Using the Elliot Wave Theory to Trade Forex – Part 3


In the previous installment, we looked at the five impulse waves that make up the uptrend of a typical Elliot Wave pattern, describing the phases that the investing public tends to go through with a security on the uptrend – initial interest from traders, the first selloff, interest from mainstream investors, the second selloff, and then finally the race for the top, at which point the price of the security is usually quite strongly overvalued.

At the peak of the fifth wave comes the inevitable sell-off, and this usually begins a counter-trend known as an ABC that acts as a correction for the surge in the first five waves.


Above, you can see an example of the typical 5-3 Elliott Wave formation in a bull market. It’s worth noting that these formations occur in bear markets as well – they just tend to be upside down, like so:



Now, if you have any prior knowledge of chart analysis, you’ll know that price charts very rarely fit into these kinds of neat structures, and Elliott was aware of this. In fact, he identified no fewer than 21 corrective ABC patterns that can occur in different circumstances, with differing degrees of complexity.

Of these 21 distinct patterns, there are three sub-categories of formations: Zig Zag; Flats; and Triangles. As with the formation shown above (in which the ABC is a Zig Zag) these patterns can also be applied to downtrends, simply by inverting them.

Zig Zag Formation

These are very steep price moves that go against the prevailing trend. In most cases wave B will be the shortest of the three, and these zig-zag patterns can happen two or three times in a correction, forming 2-3 zig-zag patterns linked together. As with all waves, each individual wave in zig-zag could be broken up into a 5-wave pattern.

The Flat Formation

These are simple sideways corrective waves, in which the waves tend to be roughly equal in length, with wave B reversing the move of wave A and wave C reversing the move of wave B. However, wave B can sometimes go past the starting point of wave A.

The Triangle Formation

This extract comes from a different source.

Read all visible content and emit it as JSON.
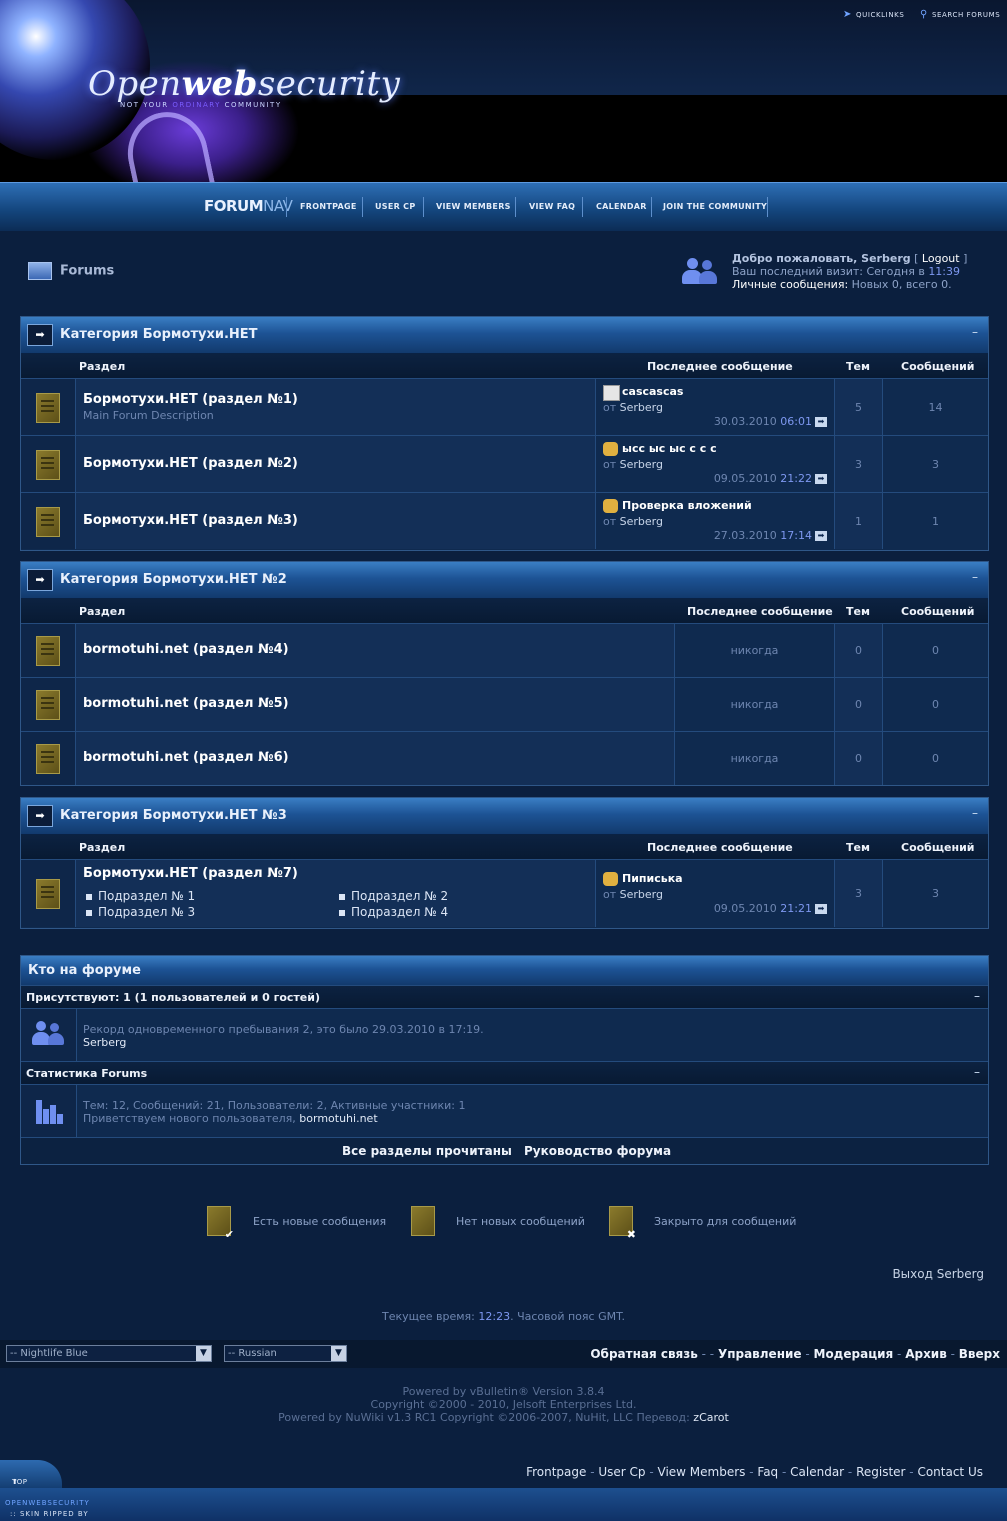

This is a corrective pattern that can be defined as being bound by converging or diverging trend lines. A triangle formation is made up of five waves that move sideways against the trend, and the triangles that they are bound in can be descending, ascending, expanding, or symmetrical.